App and web page records
——————

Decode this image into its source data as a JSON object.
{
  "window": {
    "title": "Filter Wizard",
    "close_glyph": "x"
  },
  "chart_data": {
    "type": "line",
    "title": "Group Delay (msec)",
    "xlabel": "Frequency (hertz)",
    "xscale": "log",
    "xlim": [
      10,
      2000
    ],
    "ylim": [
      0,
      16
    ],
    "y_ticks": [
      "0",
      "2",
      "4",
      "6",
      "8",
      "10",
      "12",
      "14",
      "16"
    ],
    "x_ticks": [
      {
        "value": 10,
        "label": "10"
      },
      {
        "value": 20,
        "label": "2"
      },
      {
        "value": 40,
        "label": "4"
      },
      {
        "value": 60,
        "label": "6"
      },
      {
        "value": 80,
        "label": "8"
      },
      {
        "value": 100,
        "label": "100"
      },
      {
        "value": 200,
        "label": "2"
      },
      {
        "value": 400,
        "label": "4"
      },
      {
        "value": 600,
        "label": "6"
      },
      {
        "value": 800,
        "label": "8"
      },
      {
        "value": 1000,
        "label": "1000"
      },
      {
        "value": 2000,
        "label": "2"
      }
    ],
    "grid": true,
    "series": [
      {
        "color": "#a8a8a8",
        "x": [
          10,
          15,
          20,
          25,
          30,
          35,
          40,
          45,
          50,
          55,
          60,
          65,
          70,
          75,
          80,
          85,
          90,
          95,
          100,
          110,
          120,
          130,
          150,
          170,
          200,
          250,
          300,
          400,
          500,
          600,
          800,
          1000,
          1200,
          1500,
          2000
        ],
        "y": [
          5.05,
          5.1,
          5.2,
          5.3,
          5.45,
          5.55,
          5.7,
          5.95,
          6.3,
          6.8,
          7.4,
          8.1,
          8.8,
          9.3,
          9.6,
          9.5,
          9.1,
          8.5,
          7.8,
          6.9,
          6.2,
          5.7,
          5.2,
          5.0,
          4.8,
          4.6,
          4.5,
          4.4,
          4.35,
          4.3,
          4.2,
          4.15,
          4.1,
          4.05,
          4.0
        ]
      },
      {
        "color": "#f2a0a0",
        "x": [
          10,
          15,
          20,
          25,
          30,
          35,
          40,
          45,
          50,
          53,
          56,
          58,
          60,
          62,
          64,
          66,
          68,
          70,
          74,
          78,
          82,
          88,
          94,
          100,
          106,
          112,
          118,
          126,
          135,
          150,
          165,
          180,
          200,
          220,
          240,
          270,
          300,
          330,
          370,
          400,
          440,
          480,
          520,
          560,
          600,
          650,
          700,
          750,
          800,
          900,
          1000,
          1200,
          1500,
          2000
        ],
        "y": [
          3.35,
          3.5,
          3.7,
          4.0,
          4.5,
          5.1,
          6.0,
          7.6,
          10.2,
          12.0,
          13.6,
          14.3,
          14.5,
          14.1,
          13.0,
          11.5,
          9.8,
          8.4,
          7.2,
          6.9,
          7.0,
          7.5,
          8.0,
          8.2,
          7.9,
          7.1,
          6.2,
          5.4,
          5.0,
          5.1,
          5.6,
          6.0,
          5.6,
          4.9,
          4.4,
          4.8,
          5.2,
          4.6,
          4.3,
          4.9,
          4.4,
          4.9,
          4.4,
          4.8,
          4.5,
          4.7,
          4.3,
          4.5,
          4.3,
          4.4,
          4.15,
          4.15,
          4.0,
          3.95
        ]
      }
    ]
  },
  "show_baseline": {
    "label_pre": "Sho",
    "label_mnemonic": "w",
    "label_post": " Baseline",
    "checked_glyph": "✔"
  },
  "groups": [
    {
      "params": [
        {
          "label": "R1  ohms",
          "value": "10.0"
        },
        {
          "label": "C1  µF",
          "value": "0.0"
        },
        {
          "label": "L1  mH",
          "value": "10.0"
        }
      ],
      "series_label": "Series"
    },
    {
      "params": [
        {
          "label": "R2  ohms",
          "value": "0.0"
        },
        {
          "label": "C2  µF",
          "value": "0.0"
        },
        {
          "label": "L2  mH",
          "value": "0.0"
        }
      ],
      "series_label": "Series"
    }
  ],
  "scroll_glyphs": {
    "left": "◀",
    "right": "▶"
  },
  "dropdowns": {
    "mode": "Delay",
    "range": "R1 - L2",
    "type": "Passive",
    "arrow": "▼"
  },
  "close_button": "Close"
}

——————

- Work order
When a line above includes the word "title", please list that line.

- Task output
    "title": "Filter Wizard",
    "title": "Group Delay (msec)",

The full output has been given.